[Dataset entries]
Content starts
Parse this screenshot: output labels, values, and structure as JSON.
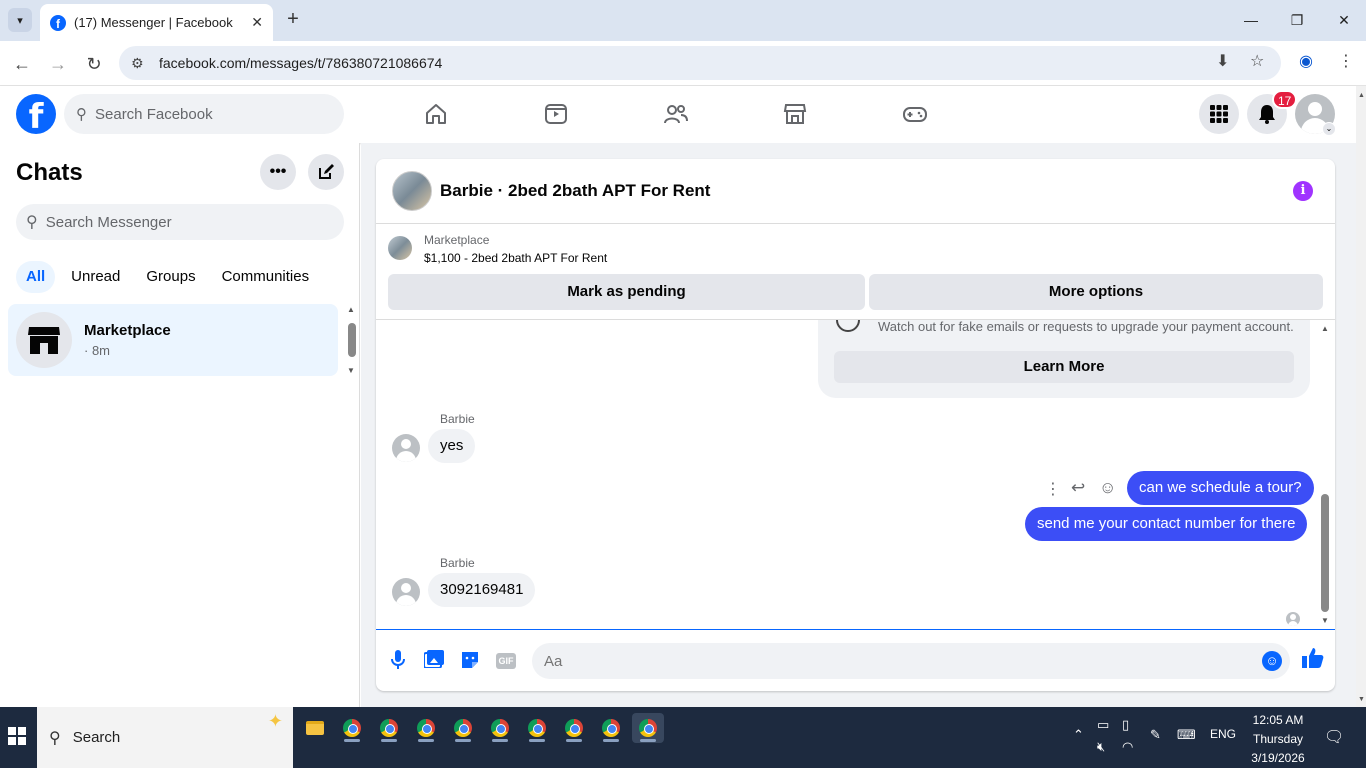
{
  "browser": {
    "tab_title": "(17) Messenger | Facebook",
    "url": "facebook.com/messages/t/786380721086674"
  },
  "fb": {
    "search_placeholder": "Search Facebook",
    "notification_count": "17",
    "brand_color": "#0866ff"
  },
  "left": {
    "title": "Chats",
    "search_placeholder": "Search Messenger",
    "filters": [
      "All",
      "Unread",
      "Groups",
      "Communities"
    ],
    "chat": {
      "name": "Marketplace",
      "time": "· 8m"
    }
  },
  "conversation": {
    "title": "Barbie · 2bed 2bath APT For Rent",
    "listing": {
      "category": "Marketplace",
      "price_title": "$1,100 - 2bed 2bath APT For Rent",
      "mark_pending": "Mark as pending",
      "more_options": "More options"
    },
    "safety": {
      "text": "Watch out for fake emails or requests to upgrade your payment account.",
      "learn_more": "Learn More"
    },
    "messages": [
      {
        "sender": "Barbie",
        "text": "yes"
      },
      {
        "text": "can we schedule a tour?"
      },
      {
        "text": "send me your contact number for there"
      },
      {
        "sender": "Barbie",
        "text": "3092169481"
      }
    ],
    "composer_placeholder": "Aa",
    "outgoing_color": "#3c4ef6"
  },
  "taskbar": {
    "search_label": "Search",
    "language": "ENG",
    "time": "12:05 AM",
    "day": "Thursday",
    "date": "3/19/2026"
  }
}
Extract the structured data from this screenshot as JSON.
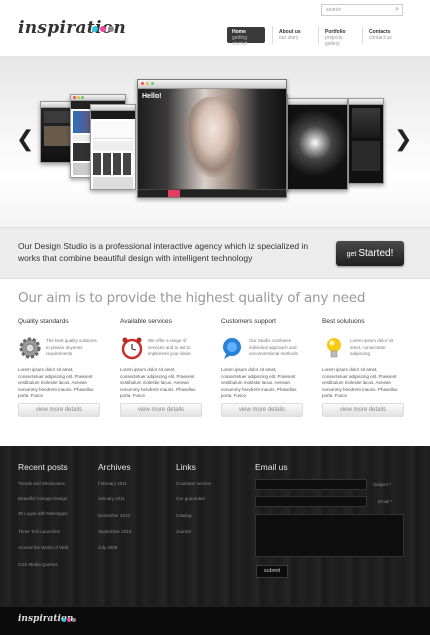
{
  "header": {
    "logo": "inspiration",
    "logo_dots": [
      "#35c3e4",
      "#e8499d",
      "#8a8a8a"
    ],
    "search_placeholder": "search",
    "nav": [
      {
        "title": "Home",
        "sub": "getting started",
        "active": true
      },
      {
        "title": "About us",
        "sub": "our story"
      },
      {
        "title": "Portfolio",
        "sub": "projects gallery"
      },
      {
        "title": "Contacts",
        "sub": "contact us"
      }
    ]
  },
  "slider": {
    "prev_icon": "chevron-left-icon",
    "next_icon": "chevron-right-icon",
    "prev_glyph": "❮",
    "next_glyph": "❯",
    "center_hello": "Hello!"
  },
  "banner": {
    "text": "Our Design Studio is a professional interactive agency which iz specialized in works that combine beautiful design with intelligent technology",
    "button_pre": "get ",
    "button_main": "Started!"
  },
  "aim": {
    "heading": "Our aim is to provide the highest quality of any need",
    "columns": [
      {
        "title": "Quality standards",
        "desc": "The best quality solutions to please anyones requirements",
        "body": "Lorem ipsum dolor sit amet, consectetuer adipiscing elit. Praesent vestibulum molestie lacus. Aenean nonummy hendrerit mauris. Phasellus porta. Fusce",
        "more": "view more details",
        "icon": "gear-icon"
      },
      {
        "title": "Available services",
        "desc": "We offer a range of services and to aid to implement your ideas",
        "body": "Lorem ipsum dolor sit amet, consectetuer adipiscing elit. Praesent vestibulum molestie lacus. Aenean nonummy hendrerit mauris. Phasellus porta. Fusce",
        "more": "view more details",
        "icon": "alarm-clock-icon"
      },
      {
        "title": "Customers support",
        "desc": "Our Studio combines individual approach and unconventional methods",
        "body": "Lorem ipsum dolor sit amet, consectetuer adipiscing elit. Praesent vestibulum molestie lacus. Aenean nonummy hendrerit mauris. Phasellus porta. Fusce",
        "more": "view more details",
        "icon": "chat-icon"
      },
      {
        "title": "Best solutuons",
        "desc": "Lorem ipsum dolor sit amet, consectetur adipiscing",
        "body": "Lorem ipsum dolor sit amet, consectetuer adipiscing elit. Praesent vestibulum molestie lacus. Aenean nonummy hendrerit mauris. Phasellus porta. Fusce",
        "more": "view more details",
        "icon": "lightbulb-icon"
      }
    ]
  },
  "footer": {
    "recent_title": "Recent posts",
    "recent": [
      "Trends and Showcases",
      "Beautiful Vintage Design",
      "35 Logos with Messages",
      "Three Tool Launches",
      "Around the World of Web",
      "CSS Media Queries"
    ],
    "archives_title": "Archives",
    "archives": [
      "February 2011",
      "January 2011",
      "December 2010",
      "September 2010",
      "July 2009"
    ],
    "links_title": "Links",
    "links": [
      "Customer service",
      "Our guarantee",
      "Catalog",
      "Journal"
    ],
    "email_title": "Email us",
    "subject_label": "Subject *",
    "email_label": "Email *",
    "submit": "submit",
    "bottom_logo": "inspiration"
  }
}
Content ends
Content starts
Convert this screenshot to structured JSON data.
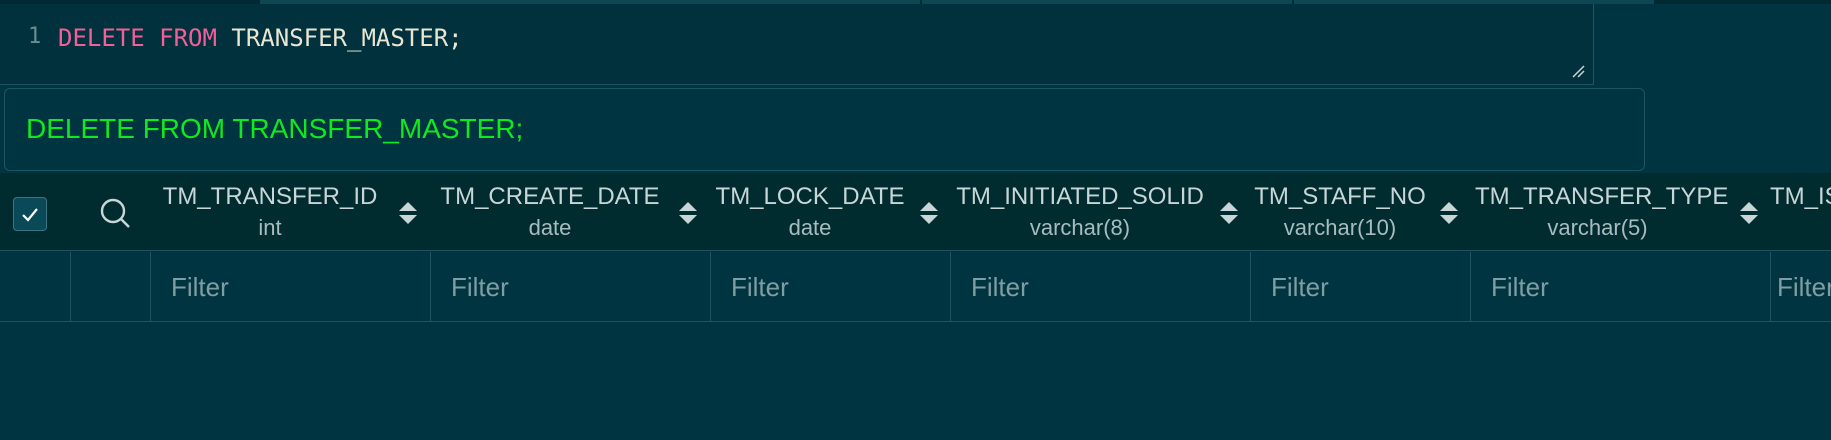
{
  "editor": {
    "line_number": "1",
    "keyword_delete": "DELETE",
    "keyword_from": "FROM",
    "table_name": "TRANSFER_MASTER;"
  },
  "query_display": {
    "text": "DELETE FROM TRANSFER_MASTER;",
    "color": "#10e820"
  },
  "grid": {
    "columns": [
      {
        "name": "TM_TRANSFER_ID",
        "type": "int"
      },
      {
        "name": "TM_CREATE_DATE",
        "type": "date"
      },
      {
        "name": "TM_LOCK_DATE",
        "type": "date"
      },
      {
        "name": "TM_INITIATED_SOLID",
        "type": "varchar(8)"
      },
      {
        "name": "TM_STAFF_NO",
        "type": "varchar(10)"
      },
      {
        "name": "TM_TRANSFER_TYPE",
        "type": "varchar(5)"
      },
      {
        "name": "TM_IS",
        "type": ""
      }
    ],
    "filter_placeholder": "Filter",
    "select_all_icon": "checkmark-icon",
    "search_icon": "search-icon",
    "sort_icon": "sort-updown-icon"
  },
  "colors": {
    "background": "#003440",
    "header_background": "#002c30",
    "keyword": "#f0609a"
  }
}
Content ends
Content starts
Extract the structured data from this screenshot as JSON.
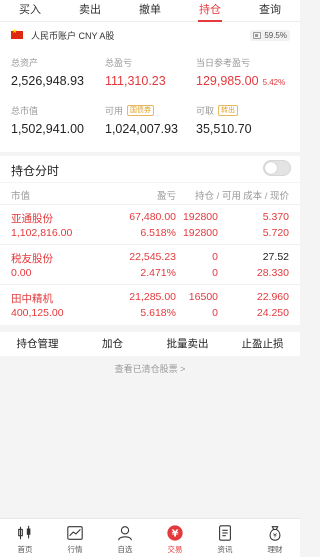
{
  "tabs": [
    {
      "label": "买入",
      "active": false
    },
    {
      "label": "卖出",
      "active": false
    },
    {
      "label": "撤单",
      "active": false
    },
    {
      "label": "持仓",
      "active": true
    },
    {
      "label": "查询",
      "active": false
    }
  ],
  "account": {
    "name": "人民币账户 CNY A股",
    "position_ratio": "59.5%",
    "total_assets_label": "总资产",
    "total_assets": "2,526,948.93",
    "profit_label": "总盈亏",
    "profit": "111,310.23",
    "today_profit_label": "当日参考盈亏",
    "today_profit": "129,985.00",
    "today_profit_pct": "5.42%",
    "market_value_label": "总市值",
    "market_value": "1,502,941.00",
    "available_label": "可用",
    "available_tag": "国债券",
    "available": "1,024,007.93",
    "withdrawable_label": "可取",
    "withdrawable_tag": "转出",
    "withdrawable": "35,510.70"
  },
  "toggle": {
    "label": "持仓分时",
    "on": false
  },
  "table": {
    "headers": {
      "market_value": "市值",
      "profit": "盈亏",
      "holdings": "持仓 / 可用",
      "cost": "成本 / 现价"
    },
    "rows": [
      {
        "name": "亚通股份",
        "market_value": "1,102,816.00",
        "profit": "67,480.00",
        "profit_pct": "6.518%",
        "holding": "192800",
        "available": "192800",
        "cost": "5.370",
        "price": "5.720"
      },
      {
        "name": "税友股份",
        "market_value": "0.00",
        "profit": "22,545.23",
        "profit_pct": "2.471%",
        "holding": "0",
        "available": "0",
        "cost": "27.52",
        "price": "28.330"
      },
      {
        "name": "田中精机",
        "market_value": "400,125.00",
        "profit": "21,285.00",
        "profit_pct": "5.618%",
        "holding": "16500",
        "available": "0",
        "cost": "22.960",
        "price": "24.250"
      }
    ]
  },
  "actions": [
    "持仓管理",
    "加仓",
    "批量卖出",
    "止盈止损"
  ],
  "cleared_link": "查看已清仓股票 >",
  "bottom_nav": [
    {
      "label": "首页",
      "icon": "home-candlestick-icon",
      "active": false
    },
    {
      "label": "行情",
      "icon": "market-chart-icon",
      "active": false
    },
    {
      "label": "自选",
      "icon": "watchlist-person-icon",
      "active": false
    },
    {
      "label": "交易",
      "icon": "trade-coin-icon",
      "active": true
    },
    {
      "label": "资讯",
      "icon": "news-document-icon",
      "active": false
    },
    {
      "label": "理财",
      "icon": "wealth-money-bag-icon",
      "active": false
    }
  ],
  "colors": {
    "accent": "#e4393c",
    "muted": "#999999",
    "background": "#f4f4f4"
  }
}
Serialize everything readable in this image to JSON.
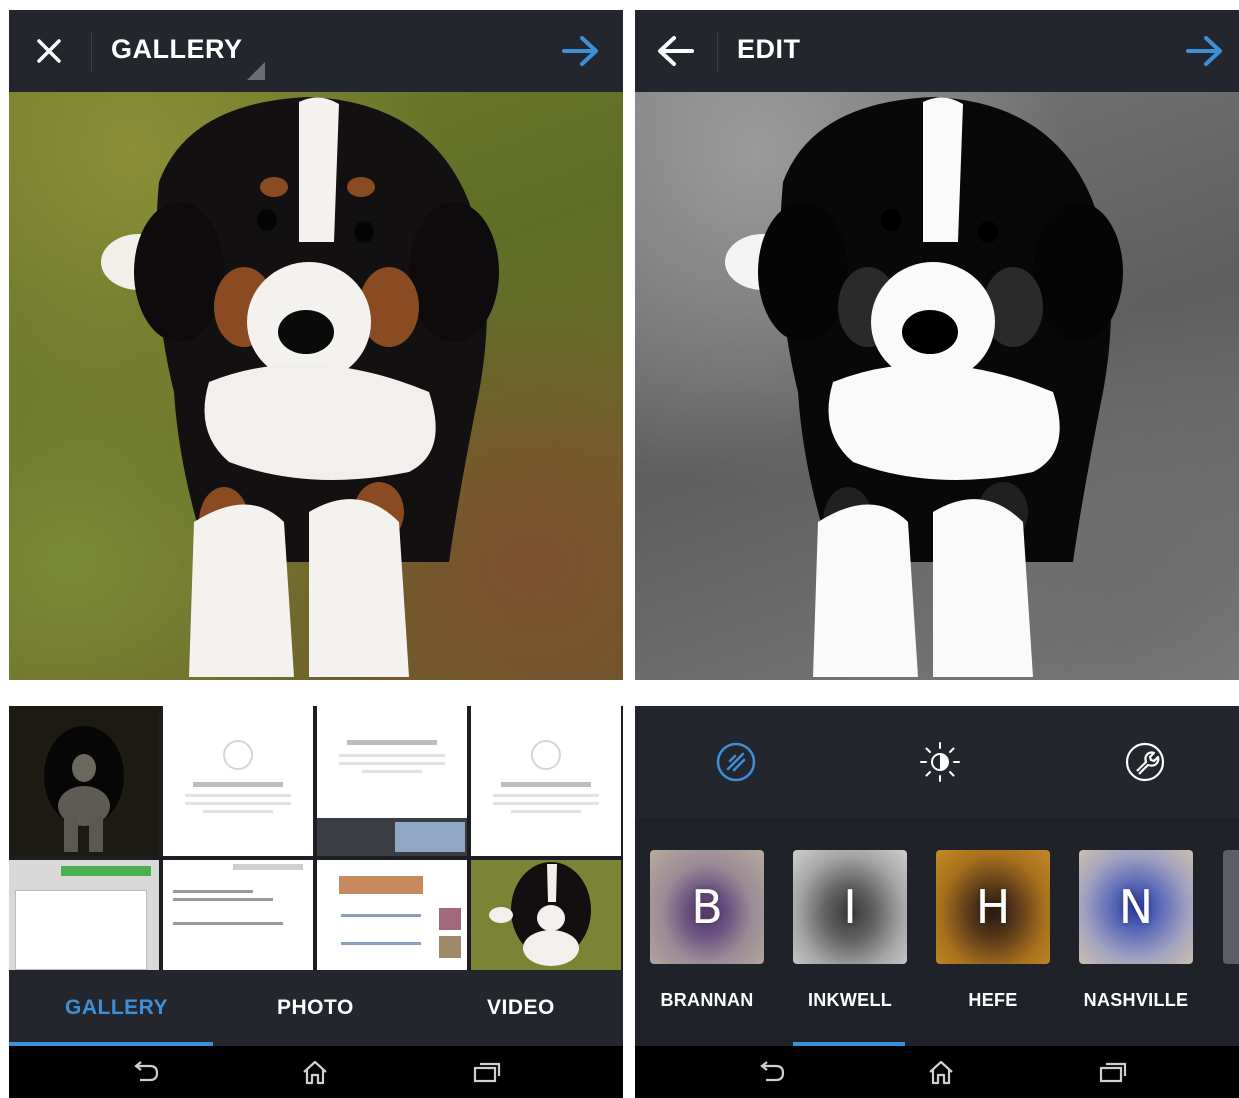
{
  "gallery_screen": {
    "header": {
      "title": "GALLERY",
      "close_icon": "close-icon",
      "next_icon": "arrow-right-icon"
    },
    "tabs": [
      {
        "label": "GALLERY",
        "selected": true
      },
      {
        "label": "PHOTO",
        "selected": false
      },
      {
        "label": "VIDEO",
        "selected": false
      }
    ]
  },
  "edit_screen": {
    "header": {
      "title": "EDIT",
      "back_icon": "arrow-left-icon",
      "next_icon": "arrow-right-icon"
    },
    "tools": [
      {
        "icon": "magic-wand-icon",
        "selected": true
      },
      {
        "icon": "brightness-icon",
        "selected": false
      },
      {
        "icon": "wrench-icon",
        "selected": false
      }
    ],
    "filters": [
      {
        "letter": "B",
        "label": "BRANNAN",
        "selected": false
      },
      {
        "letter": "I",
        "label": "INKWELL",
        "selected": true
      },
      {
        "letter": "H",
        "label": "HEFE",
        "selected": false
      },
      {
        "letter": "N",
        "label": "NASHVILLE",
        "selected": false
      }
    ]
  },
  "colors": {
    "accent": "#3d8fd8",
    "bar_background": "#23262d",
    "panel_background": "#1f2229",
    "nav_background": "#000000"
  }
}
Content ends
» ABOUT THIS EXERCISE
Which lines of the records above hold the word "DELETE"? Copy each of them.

» RESULT OF THE EXERCISE
    "keyword_delete": "DELETE",
    "text": "DELETE FROM TRANSFER_MASTER;",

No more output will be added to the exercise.